But to be on the safe side, even after your primer feels dry and not too tacky, you should let it dry further for another thirty minutes before you apply paint.
Tips To Make Primer Dry Faster
If you are in a rush and want your primer to dry much faster, then you can consider some of the following tips to reduce the drying time:
- Run a humidifier, or fan in the room to increase ventilation
- Use a spray for applying primer because it leads to a thin coat, which takes less time to dry
- Increase the temperature in the room with a heater because that might reduce the drying time because of the high temperature
FAQs About Priming
By this time, you know everything about applying primer before painting, including how long it will take to dry, how to apply it, and how to increase the drying time. Here are some more commonly asked questions that people have about priming walls.
1. What Supplies Do I Need To Paint Over Primer?
Typically, you need a list of supplies for applying primer. Here are some of the things you might need. You might make omissions and additions depending on the size of the room and their availability:
- Paintbrush or roller
- Pain tray
- Tarps for the floor
- Masking tape
- Drop cloths
2. What Happens If You Paint Over Primer Too Quickly?
If you paint over primer too quickly, the entire surface will become wet, sticky, and tacky. The results of the paint might not appear apparent either, and it will not be long-lasting. You might need to remove the primer and paint and start all over again.
3. How Long Should Primer Dry Before Painting?
That depends on a number of factors such as the temperature, humidifier, ventilation, coating thickness, the surface that needs to be primed, and the type of primer. Typically, it can take anywhere between half an hour to a few hours or an entire day. You will need to analyze these factors to get a better idea.
4. Is My Project Done After Painting?
That entirely depends on the house project you have undertaken. Normally, people are done at this point, but they might want to apply a layer of gloss, patterns, textures, and even wallpapers. This is upon your preferences and the kind of end result you want.
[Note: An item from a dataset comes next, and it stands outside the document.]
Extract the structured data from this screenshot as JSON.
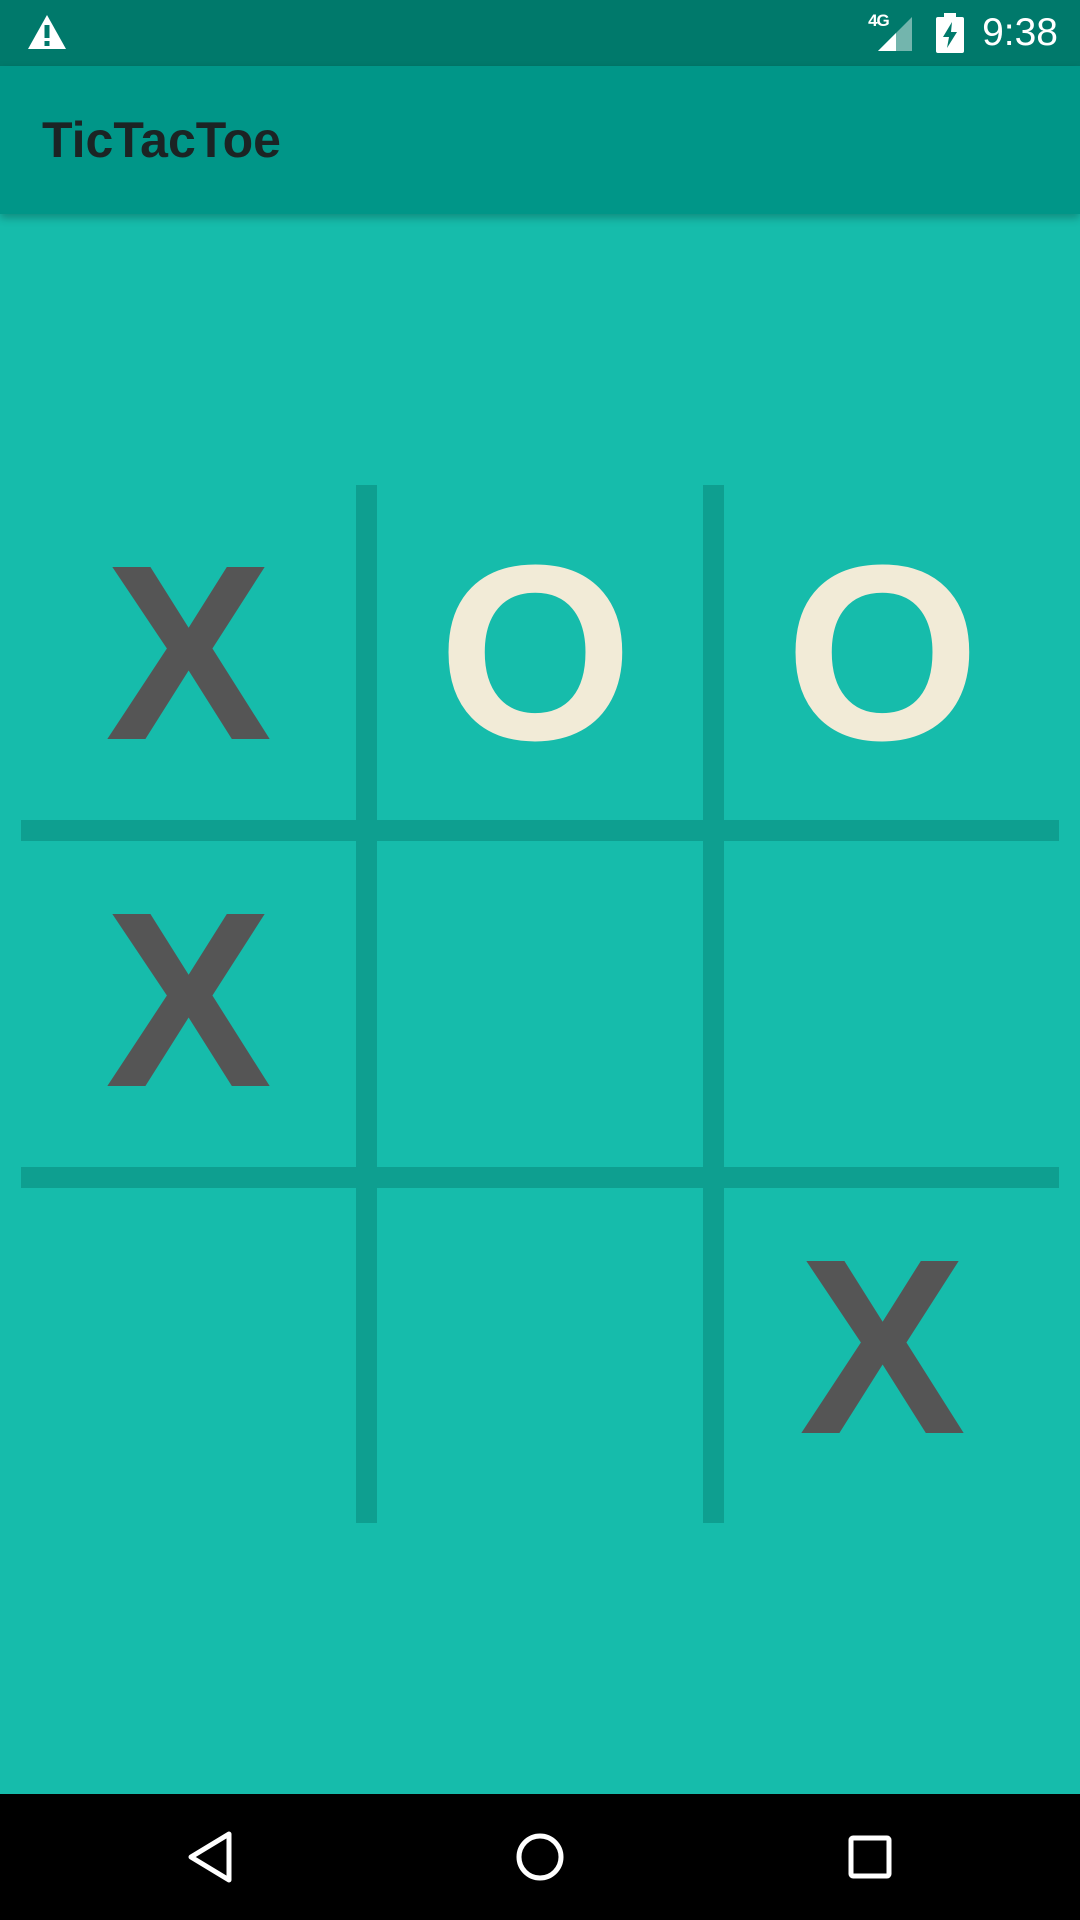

Here is everything you need to know about primer before painting and their drying time. At this point, you are ready to begin your home project. Letting your primer dry and knowing how long it takes for it to dry is extremely crucial to the success of your paint job. It is important that you consider all the factors we have highlighted in order for a good application of paint. Good luck!